**Problem details**
Exactly as written, output each of the entries below.

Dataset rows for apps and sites
*****

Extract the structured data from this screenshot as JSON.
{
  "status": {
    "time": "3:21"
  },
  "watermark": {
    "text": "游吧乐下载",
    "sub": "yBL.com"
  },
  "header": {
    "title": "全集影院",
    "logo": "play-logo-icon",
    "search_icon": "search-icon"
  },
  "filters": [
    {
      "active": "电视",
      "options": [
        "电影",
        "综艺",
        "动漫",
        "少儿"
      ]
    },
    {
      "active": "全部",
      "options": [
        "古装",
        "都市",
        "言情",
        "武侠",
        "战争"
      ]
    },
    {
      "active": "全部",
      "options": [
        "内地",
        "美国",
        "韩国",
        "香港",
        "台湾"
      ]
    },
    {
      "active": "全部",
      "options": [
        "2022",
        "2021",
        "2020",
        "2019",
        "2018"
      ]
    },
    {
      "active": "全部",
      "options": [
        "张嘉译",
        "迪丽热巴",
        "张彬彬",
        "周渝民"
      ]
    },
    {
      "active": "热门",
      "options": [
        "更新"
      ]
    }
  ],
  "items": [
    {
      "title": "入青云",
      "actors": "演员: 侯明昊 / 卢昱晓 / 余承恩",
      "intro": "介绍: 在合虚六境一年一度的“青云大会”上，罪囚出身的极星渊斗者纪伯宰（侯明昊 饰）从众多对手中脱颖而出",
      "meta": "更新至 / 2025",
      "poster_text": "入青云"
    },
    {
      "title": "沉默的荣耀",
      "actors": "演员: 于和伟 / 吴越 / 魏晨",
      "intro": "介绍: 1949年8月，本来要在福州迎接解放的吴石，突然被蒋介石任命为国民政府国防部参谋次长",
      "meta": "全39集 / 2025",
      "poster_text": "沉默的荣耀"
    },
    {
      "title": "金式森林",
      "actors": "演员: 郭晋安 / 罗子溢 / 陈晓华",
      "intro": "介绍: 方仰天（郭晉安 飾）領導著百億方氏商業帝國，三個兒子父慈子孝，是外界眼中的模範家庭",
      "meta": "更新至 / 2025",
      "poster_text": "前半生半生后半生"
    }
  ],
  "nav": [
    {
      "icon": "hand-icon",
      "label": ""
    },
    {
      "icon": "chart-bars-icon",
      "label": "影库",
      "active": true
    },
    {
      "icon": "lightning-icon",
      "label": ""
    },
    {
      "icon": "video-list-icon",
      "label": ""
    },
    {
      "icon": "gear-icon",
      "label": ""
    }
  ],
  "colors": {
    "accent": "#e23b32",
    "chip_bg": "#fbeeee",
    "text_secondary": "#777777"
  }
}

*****

**Task response**
Extract the structured data from this screenshot as JSON.
{
  "status": {
    "time": "3:21"
  },
  "watermark": {
    "text": "游吧乐下载",
    "sub": "yBL.com"
  },
  "header": {
    "title": "全集影院",
    "logo": "play-logo-icon",
    "search_icon": "search-icon"
  },
  "filters": [
    {
      "active": "电视",
      "options": [
        "电影",
        "综艺",
        "动漫",
        "少儿"
      ]
    },
    {
      "active": "全部",
      "options": [
        "古装",
        "都市",
        "言情",
        "武侠",
        "战争"
      ]
    },
    {
      "active": "全部",
      "options": [
        "内地",
        "美国",
        "韩国",
        "香港",
        "台湾"
      ]
    },
    {
      "active": "全部",
      "options": [
        "2022",
        "2021",
        "2020",
        "2019",
        "2018"
      ]
    },
    {
      "active": "全部",
      "options": [
        "张嘉译",
        "迪丽热巴",
        "张彬彬",
        "周渝民"
      ]
    },
    {
      "active": "热门",
      "options": [
        "更新"
      ]
    }
  ],
  "items": [
    {
      "title": "入青云",
      "actors": "演员: 侯明昊 / 卢昱晓 / 余承恩",
      "intro": "介绍: 在合虚六境一年一度的“青云大会”上，罪囚出身的极星渊斗者纪伯宰（侯明昊 饰）从众多对手中脱颖而出",
      "meta": "更新至 / 2025",
      "poster_text": "入青云"
    },
    {
      "title": "沉默的荣耀",
      "actors": "演员: 于和伟 / 吴越 / 魏晨",
      "intro": "介绍: 1949年8月，本来要在福州迎接解放的吴石，突然被蒋介石任命为国民政府国防部参谋次长",
      "meta": "全39集 / 2025",
      "poster_text": "沉默的荣耀"
    },
    {
      "title": "金式森林",
      "actors": "演员: 郭晋安 / 罗子溢 / 陈晓华",
      "intro": "介绍: 方仰天（郭晉安 飾）領導著百億方氏商業帝國，三個兒子父慈子孝，是外界眼中的模範家庭",
      "meta": "更新至 / 2025",
      "poster_text": "前半生半生后半生"
    }
  ],
  "nav": [
    {
      "icon": "hand-icon",
      "label": ""
    },
    {
      "icon": "chart-bars-icon",
      "label": "影库",
      "active": true
    },
    {
      "icon": "lightning-icon",
      "label": ""
    },
    {
      "icon": "video-list-icon",
      "label": ""
    },
    {
      "icon": "gear-icon",
      "label": ""
    }
  ],
  "colors": {
    "accent": "#e23b32",
    "chip_bg": "#fbeeee",
    "text_secondary": "#777777"
  }
}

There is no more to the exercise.